(Component data from apps and pages)
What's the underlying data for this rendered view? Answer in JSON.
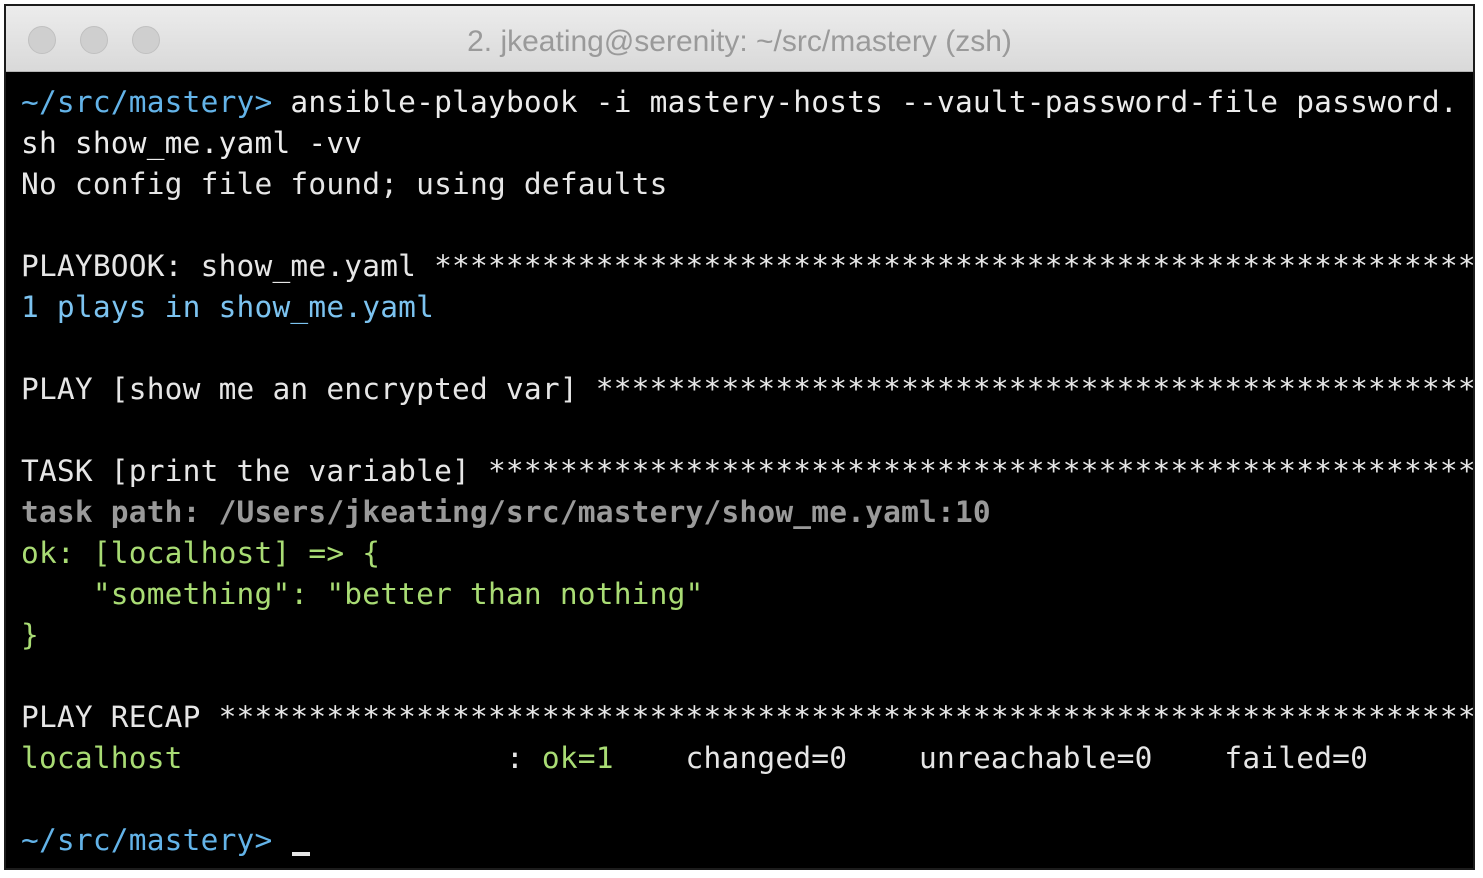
{
  "window": {
    "title": "2. jkeating@serenity: ~/src/mastery (zsh)"
  },
  "terminal": {
    "command_prompt": "~/src/mastery>",
    "command_line1": " ansible-playbook -i mastery-hosts --vault-password-file password.",
    "command_line2": "sh show_me.yaml -vv",
    "config_line": "No config file found; using defaults",
    "playbook_header": "PLAYBOOK: show_me.yaml ***********************************************************",
    "plays_line": "1 plays in show_me.yaml",
    "play_header": "PLAY [show me an encrypted var] ***************************************************",
    "task_header": "TASK [print the variable] *******************************************************",
    "task_path": "task path: /Users/jkeating/src/mastery/show_me.yaml:10",
    "ok_line": "ok: [localhost] => {",
    "something_line": "    \"something\": \"better than nothing\"",
    "close_brace": "}",
    "recap_header": "PLAY RECAP ***********************************************************************",
    "recap_host": "localhost",
    "recap_sep": "                  : ",
    "recap_ok": "ok=1",
    "recap_changed": "    changed=0",
    "recap_unreachable": "    unreachable=0",
    "recap_failed": "    failed=0",
    "final_prompt": "~/src/mastery>"
  },
  "colors": {
    "prompt": "#63b3e8",
    "plays": "#7cc3f0",
    "ok": "#a9dc74",
    "task_path": "#9a9a9a",
    "background": "#000000"
  }
}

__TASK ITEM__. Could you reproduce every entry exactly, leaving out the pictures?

__RESPONSE BELOW__.
What's the underlying data for this rendered view? Answer in JSON.
{
  "window": {
    "title": "2. jkeating@serenity: ~/src/mastery (zsh)"
  },
  "terminal": {
    "command_prompt": "~/src/mastery>",
    "command_line1": " ansible-playbook -i mastery-hosts --vault-password-file password.",
    "command_line2": "sh show_me.yaml -vv",
    "config_line": "No config file found; using defaults",
    "playbook_header": "PLAYBOOK: show_me.yaml ***********************************************************",
    "plays_line": "1 plays in show_me.yaml",
    "play_header": "PLAY [show me an encrypted var] ***************************************************",
    "task_header": "TASK [print the variable] *******************************************************",
    "task_path": "task path: /Users/jkeating/src/mastery/show_me.yaml:10",
    "ok_line": "ok: [localhost] => {",
    "something_line": "    \"something\": \"better than nothing\"",
    "close_brace": "}",
    "recap_header": "PLAY RECAP ***********************************************************************",
    "recap_host": "localhost",
    "recap_sep": "                  : ",
    "recap_ok": "ok=1",
    "recap_changed": "    changed=0",
    "recap_unreachable": "    unreachable=0",
    "recap_failed": "    failed=0",
    "final_prompt": "~/src/mastery>"
  },
  "colors": {
    "prompt": "#63b3e8",
    "plays": "#7cc3f0",
    "ok": "#a9dc74",
    "task_path": "#9a9a9a",
    "background": "#000000"
  }
}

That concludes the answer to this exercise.